● **To do**
Copy, in full, each line of the material that holds the word "text".

------------------------

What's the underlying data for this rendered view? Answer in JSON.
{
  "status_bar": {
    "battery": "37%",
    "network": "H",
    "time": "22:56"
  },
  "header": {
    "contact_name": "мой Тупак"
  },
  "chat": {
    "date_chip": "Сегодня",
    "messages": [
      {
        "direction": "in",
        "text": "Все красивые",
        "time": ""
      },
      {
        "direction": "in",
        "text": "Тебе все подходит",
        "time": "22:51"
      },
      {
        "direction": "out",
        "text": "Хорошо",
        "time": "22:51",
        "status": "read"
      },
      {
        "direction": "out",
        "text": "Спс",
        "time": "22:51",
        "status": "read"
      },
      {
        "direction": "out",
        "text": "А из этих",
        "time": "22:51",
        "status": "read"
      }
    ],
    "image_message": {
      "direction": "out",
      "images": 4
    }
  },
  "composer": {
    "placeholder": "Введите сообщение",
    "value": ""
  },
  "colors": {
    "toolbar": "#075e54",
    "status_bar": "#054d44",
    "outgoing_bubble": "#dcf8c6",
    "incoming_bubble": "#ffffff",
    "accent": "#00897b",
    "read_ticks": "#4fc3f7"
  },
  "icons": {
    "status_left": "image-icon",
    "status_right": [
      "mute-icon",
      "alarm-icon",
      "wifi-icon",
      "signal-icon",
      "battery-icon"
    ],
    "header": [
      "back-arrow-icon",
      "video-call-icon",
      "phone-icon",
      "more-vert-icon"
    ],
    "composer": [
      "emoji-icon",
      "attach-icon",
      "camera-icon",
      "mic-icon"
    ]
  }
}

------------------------

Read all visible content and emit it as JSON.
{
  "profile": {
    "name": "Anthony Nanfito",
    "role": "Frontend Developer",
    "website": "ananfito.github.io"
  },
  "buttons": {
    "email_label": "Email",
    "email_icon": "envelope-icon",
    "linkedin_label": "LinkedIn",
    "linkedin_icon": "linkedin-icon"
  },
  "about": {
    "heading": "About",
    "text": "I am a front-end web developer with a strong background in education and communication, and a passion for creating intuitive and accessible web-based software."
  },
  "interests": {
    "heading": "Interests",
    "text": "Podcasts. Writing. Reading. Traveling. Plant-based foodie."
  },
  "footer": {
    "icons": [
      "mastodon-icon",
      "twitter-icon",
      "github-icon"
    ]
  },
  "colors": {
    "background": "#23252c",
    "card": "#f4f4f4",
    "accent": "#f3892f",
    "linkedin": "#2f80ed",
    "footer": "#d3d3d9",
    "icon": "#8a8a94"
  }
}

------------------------

● **Exercise solution**
        "text": "Все красивые",
        "text": "Тебе все подходит",
        "text": "Хорошо",
        "text": "Спс",
        "text": "А из этих",
    "text": "I am a front-end web developer with a strong background in education and communication, and a passion for creating intuitive and accessible web-based software."
    "text": "Podcasts. Writing. Reading. Traveling. Plant-based foodie."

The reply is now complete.